* _THE TASK_
Will you quote all of the entries, word for word?

* _RECORDED DATA_
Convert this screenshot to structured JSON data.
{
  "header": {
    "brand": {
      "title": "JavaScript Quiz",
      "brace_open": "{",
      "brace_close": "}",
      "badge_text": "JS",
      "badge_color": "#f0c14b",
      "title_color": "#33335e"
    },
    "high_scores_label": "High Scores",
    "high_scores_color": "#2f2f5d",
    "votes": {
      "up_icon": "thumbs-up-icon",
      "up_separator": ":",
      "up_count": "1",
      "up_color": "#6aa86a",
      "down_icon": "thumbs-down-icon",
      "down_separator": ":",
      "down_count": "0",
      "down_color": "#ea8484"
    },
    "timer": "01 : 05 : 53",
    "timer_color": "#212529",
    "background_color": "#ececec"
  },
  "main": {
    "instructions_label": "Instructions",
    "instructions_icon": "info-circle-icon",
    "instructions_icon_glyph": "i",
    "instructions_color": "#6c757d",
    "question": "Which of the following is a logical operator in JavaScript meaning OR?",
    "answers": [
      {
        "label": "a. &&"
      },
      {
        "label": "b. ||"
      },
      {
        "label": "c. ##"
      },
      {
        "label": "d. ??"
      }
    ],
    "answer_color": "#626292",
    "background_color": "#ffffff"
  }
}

* _FINISHED EXERCISE_
Convert this screenshot to structured JSON data.
{
  "header": {
    "brand": {
      "title": "JavaScript Quiz",
      "brace_open": "{",
      "brace_close": "}",
      "badge_text": "JS",
      "badge_color": "#f0c14b",
      "title_color": "#33335e"
    },
    "high_scores_label": "High Scores",
    "high_scores_color": "#2f2f5d",
    "votes": {
      "up_icon": "thumbs-up-icon",
      "up_separator": ":",
      "up_count": "1",
      "up_color": "#6aa86a",
      "down_icon": "thumbs-down-icon",
      "down_separator": ":",
      "down_count": "0",
      "down_color": "#ea8484"
    },
    "timer": "01 : 05 : 53",
    "timer_color": "#212529",
    "background_color": "#ececec"
  },
  "main": {
    "instructions_label": "Instructions",
    "instructions_icon": "info-circle-icon",
    "instructions_icon_glyph": "i",
    "instructions_color": "#6c757d",
    "question": "Which of the following is a logical operator in JavaScript meaning OR?",
    "answers": [
      {
        "label": "a. &&"
      },
      {
        "label": "b. ||"
      },
      {
        "label": "c. ##"
      },
      {
        "label": "d. ??"
      }
    ],
    "answer_color": "#626292",
    "background_color": "#ffffff"
  }
}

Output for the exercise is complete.